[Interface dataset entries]
☆ ☆ ☆ ☆ ☆
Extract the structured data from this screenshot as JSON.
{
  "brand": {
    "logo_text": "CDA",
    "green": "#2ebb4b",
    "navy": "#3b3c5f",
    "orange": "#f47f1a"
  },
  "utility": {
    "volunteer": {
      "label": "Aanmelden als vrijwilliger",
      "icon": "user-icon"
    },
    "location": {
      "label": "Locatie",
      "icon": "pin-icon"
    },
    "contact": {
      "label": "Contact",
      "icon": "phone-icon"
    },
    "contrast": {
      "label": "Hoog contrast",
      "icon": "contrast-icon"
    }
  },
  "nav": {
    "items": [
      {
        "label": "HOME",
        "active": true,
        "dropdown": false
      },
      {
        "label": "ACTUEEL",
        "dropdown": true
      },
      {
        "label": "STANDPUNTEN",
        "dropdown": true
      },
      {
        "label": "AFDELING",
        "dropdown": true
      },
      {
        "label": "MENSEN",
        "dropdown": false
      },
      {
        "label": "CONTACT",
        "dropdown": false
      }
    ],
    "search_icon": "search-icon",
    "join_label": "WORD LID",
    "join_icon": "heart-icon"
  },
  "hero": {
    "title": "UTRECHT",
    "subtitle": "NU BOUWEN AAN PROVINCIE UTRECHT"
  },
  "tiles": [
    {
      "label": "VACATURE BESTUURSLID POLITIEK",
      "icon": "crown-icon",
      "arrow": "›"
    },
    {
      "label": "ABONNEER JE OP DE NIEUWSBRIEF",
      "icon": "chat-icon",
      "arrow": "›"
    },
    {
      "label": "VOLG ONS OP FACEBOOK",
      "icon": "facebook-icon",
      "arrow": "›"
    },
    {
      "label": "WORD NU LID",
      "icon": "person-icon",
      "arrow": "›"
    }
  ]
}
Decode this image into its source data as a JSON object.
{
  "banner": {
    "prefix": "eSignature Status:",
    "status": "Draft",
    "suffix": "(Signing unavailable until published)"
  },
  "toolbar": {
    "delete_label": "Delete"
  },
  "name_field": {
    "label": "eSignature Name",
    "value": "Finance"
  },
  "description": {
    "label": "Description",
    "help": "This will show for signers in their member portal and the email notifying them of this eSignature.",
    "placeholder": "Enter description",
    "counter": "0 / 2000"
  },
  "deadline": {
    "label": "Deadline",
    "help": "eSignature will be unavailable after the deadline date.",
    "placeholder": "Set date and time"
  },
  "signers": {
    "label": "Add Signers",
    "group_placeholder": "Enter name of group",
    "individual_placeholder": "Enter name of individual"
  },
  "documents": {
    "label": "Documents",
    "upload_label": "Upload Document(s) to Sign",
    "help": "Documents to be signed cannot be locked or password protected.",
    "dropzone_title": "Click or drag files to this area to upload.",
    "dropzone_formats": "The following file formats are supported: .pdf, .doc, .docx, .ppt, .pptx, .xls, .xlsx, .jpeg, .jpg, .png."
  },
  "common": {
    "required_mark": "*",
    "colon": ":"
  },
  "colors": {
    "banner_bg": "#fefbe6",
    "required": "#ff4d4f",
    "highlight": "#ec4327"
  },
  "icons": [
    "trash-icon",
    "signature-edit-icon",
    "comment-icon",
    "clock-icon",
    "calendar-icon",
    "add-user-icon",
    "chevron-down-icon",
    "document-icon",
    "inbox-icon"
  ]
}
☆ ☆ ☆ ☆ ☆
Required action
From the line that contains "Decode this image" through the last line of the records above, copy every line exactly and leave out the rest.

Answer
Decode this image into its source data as a JSON object.
{
  "banner": {
    "prefix": "eSignature Status:",
    "status": "Draft",
    "suffix": "(Signing unavailable until published)"
  },
  "toolbar": {
    "delete_label": "Delete"
  },
  "name_field": {
    "label": "eSignature Name",
    "value": "Finance"
  },
  "description": {
    "label": "Description",
    "help": "This will show for signers in their member portal and the email notifying them of this eSignature.",
    "placeholder": "Enter description",
    "counter": "0 / 2000"
  },
  "deadline": {
    "label": "Deadline",
    "help": "eSignature will be unavailable after the deadline date.",
    "placeholder": "Set date and time"
  },
  "signers": {
    "label": "Add Signers",
    "group_placeholder": "Enter name of group",
    "individual_placeholder": "Enter name of individual"
  },
  "documents": {
    "label": "Documents",
    "upload_label": "Upload Document(s) to Sign",
    "help": "Documents to be signed cannot be locked or password protected.",
    "dropzone_title": "Click or drag files to this area to upload.",
    "dropzone_formats": "The following file formats are supported: .pdf, .doc, .docx, .ppt, .pptx, .xls, .xlsx, .jpeg, .jpg, .png."
  },
  "common": {
    "required_mark": "*",
    "colon": ":"
  },
  "colors": {
    "banner_bg": "#fefbe6",
    "required": "#ff4d4f",
    "highlight": "#ec4327"
  },
  "icons": [
    "trash-icon",
    "signature-edit-icon",
    "comment-icon",
    "clock-icon",
    "calendar-icon",
    "add-user-icon",
    "chevron-down-icon",
    "document-icon",
    "inbox-icon"
  ]
}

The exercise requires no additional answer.